Maricopa Agricultural Center

A 2,100-acre research farm within The College of Agriculture & Life Sciences

As water quality specialists, our team adheres to the fact that all living organisms need water in some capacity. People need water to complete every day activities such as bathing, cooking, and drinking; water is needed in agriculture so food seeds can grow to yeild our produce favorites; and finally, water is needed in the environment to sustain riparian ecosystems.  Unfortunately pathogens and other water quality contaminants can pollute essential water sources such as rivers, lakes, streams, irrigation canals and wastewater treatment plants.  This fact leads to our program goals and the primary reason why water quality is an issue of growing concern around the world.









Program Goals

Food Safety Assess irrigation water for produce production
Assist food safety managers with testing water quality parameters
Surface and Ground Water Protection Investigate water quality of surface and ground water
Water Reuse Study reclaimed water for potable & non-potable reuse
Advice and Recommendations Promote water quality best practices to improve environmental issues


Water Quality Methods of Detection

We primarily use the bacterium Escherichia coli (or E. coli) as an indicator to measure fecal pollution in water sourses. Each source (river, stream, irrigation) is regulated with its own acceptable criteria for allowable number of bacteria.
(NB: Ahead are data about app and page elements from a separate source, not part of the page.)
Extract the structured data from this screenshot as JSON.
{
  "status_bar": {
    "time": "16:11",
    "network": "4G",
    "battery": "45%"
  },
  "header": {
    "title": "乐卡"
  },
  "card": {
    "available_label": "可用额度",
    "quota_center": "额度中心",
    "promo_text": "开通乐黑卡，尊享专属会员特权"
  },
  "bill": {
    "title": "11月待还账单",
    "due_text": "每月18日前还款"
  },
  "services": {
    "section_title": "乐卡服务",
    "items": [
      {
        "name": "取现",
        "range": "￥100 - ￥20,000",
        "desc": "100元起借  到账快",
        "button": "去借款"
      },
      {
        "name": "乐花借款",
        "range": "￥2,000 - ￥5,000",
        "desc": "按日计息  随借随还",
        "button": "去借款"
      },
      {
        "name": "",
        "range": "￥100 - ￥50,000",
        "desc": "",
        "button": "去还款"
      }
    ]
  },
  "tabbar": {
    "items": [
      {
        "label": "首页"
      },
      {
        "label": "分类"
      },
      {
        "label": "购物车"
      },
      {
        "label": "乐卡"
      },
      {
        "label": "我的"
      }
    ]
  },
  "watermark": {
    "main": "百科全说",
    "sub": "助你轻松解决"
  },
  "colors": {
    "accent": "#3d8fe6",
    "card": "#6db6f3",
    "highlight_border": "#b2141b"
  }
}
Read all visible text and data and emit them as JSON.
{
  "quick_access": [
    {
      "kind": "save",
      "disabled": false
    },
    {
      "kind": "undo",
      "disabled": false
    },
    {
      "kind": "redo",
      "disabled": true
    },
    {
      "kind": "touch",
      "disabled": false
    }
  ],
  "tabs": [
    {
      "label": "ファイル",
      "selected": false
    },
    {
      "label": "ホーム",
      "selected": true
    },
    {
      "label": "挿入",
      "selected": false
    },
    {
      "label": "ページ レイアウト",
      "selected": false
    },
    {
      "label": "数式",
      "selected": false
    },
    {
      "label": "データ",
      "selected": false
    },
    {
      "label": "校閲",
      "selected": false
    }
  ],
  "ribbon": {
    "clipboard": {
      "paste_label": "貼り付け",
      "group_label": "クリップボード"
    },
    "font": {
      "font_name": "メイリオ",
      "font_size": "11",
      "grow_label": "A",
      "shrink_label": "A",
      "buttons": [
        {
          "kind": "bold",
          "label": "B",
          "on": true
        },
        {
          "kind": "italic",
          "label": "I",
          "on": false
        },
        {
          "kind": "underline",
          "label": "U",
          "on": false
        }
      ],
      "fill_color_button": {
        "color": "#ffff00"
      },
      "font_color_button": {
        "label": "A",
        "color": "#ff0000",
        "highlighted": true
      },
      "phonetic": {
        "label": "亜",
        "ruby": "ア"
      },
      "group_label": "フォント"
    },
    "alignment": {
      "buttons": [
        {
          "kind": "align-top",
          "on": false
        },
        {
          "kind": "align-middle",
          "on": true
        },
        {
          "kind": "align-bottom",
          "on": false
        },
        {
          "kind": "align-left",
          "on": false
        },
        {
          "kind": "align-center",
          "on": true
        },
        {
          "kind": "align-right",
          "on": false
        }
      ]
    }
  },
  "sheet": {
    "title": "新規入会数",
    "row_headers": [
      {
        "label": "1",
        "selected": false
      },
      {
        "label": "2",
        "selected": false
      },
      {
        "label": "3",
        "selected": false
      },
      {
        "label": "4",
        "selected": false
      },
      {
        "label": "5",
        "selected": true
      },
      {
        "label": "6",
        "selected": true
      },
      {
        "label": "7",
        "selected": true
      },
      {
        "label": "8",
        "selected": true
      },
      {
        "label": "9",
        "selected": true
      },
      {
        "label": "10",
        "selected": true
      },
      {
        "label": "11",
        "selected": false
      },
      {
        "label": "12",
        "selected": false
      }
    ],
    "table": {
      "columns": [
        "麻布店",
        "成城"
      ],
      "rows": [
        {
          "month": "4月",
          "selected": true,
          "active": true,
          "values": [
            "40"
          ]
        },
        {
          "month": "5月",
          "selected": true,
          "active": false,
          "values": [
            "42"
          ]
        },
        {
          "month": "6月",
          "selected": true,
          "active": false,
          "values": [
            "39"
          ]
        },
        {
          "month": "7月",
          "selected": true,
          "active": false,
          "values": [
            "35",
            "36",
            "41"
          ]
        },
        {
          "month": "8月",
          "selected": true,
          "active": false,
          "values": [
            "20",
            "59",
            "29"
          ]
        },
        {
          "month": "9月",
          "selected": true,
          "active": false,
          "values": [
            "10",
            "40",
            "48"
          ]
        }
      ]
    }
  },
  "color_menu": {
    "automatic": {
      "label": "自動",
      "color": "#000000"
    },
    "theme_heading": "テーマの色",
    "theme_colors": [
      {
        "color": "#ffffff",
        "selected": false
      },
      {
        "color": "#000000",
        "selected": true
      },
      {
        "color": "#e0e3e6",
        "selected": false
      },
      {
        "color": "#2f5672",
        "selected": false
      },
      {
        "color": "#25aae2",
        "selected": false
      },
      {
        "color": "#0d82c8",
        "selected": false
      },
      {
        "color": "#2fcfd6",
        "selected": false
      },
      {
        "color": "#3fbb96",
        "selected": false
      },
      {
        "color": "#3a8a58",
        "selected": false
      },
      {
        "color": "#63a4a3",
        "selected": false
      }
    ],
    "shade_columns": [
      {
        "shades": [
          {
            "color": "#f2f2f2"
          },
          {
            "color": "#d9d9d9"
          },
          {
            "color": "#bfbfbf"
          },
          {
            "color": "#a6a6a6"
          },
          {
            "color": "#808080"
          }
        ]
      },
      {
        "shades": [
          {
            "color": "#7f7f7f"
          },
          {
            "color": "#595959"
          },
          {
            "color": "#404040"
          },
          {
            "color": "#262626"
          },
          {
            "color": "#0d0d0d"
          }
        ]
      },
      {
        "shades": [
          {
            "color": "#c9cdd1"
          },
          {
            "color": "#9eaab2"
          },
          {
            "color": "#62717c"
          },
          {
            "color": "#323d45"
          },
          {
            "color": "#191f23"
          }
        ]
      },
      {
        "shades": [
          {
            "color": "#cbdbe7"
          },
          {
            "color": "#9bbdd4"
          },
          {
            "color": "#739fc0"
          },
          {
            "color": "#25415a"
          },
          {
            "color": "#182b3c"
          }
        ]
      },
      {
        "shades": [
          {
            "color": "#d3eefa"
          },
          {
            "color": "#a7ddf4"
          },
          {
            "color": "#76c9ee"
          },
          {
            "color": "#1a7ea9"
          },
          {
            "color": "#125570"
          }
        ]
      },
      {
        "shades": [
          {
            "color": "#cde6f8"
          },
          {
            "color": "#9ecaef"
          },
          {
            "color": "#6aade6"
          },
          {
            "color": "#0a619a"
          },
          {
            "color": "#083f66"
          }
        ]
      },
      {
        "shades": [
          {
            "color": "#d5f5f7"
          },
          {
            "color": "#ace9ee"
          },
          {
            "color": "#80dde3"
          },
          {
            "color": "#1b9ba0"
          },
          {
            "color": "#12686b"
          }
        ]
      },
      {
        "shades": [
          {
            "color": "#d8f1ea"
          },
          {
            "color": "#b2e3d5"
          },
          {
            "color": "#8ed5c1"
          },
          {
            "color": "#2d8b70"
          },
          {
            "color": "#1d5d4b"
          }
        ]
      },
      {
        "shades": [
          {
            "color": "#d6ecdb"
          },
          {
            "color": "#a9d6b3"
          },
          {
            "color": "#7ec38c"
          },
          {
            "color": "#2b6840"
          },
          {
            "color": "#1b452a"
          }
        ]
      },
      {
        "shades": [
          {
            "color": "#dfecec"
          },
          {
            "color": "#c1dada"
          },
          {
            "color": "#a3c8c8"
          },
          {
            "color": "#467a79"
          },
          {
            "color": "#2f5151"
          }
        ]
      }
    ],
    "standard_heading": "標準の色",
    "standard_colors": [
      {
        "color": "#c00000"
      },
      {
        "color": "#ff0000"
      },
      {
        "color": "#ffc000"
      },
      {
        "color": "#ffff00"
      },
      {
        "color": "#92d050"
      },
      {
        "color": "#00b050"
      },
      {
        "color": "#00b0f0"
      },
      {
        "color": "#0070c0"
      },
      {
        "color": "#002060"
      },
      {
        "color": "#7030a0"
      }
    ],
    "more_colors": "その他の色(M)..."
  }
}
If E. coli is present at high numbers in a single source, this source may be deemed unsafe until treatment occurs, the source is controlled, or a set period of time is allowed to pass before use.  We employ numerous methods of detection in our laboratory including Idexx Colilert, bacterial cultures, and molecular work.

Definition: E.coli –a usually non-pathogenic bacterium that lives in the intestines of all warm-blooded animals



Water Quality Program - Poster, pdf